“And you can manage your pain.” He looks at me dubiously.
My time at home so far has made a mockery of my expectations, limited though they were. This makes me sad. It’s one thing surrendering to others’ care in hospital, quite another doing the same at home. And having my kids there, yet being unable to do much compounded my sense of helplessness.
I spent much of the day reclined. I did manage to read the girls a few stories, interspersed with barked instructions on where I can and can’t be touched. Meals were magically made, nappies were changed and I am supremely grateful for this, but learning to receive help and letting go of control will be an ongoing struggle for me.

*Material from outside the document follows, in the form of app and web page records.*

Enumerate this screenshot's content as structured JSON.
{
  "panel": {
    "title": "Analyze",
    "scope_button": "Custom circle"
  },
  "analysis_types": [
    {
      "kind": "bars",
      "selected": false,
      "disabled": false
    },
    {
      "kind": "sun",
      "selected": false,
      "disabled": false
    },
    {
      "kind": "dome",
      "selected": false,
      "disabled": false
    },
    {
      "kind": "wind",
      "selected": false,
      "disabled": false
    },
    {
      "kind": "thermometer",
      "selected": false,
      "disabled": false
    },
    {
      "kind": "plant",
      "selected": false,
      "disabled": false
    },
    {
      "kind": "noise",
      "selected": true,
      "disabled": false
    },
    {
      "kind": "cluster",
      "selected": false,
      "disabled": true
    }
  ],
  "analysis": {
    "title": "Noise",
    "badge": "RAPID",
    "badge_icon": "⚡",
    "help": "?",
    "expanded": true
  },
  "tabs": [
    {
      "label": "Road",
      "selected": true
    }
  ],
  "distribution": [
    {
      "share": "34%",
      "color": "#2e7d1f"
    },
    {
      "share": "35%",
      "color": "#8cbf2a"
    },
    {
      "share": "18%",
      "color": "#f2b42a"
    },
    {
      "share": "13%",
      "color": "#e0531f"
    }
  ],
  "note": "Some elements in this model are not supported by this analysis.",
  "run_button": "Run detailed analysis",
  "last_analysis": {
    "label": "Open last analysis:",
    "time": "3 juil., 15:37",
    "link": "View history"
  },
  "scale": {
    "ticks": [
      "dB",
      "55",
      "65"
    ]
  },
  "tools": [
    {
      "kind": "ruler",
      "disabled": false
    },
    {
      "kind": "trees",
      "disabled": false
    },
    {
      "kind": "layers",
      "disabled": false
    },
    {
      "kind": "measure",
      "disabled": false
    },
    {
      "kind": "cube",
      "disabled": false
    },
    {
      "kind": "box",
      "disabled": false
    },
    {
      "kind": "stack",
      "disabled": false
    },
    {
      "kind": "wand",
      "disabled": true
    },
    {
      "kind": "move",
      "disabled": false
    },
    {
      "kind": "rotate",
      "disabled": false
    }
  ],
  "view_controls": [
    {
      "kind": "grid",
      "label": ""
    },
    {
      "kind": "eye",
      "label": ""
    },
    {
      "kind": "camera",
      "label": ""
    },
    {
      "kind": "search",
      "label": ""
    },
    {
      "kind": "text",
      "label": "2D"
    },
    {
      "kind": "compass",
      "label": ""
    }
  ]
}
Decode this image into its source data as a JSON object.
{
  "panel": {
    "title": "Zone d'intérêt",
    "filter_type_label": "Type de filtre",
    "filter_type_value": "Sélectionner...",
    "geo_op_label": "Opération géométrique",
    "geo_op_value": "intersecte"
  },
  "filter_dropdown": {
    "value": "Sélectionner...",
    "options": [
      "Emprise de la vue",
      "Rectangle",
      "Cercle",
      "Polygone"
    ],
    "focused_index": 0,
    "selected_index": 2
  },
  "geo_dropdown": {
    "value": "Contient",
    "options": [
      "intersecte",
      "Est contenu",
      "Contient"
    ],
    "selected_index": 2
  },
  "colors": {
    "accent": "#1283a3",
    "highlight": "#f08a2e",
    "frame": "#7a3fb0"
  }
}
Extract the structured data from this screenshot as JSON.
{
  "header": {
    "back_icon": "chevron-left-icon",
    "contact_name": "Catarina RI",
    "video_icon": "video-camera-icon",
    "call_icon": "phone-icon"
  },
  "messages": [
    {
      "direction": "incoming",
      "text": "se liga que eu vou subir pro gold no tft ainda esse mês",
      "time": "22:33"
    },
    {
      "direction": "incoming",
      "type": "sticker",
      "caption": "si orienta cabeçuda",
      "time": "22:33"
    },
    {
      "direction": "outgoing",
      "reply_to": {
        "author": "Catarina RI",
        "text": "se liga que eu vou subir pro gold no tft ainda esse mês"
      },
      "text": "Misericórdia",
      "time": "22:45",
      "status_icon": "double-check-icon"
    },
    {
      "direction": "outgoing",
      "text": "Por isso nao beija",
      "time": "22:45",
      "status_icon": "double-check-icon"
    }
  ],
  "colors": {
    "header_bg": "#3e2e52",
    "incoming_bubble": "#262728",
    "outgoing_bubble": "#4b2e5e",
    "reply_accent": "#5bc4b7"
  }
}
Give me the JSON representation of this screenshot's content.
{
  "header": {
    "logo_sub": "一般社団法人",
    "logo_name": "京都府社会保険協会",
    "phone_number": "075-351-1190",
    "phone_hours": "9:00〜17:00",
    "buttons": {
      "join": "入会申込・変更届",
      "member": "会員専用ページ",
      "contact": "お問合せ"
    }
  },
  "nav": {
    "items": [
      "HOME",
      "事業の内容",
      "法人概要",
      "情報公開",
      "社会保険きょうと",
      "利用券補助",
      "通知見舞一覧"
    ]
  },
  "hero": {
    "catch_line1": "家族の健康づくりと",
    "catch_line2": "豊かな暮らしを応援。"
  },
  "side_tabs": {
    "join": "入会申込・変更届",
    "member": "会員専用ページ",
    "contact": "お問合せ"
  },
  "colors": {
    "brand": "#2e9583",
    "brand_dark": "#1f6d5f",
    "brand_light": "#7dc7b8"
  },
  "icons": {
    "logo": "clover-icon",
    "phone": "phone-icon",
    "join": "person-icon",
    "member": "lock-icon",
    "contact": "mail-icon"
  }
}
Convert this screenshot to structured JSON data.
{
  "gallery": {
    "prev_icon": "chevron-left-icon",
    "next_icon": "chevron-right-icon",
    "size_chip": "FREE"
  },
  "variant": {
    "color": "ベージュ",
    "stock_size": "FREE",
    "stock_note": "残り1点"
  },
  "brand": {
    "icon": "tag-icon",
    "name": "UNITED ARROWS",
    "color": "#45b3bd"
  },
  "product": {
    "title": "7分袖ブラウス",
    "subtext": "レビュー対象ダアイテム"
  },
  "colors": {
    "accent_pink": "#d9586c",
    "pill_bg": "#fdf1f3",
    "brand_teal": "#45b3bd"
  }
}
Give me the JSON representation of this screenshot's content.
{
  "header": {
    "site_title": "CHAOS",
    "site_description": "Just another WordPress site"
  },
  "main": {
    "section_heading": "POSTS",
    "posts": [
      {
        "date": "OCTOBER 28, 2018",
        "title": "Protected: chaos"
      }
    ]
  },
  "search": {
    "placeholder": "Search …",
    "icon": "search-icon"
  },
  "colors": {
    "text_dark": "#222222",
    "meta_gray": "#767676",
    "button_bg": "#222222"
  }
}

One thing I couldn’t wait for was the reunion with my baby. I think I missed him most of all whilst I was in hospital. After all, he and I have slept together every night for eighteen months – nine inside me and nine out. The nightly act of curling around him and pressing my thumb and forefinger over the dimples on his fat starfish hand never failed to light me up. While he was happy to sleep with Ted while I was gone, I knew sharing the bed post op was not going to work. He is strong now, and squirmy and could easily hurt me in the night.
But I’d reconciled with that and had adjusted to what the doc said was possible, i.e. that while I can’t pick him up, I can have him placed on my knee. Both Theo and I had face cracking smiles when he was put there but before I could even reacquaint myself with his smell, he nuzzled into me, which pulled at the tape on my stitches, causing white poker agony. He was whisked away again. I don’t know what was more painful, my physical reaction or the look of bemusement followed by indignity on his little face. Then, surprise, surprise, tears from us both. He gave me those pissed off cat, fresh from the cattery looks all the rest of that day.
I’ve had a long list of negatives to contend with in the last month, and they vary in gravity. Least problematic are the numerous financial and logistical compromises our family have made. Middle tier annoyances are the aesthetic adjustments Ted and I need to get our heads around and attending amendments to my identity, plus the whole medical/hospital/’pain management’ experience. While top of the pain pops are the whole mental onslaught living with cancer brings (‘brave’ as I seem) and the permanent loss of physical sensation in my breasts plus the loss of my nipple, I am deeply mourning my independence and the inability to give and receive affection to Ted and my children.
Thank God that’s only temporary and when these scars have heeled, I’m going to smother those poor people each and every day for as long as they’ll let me.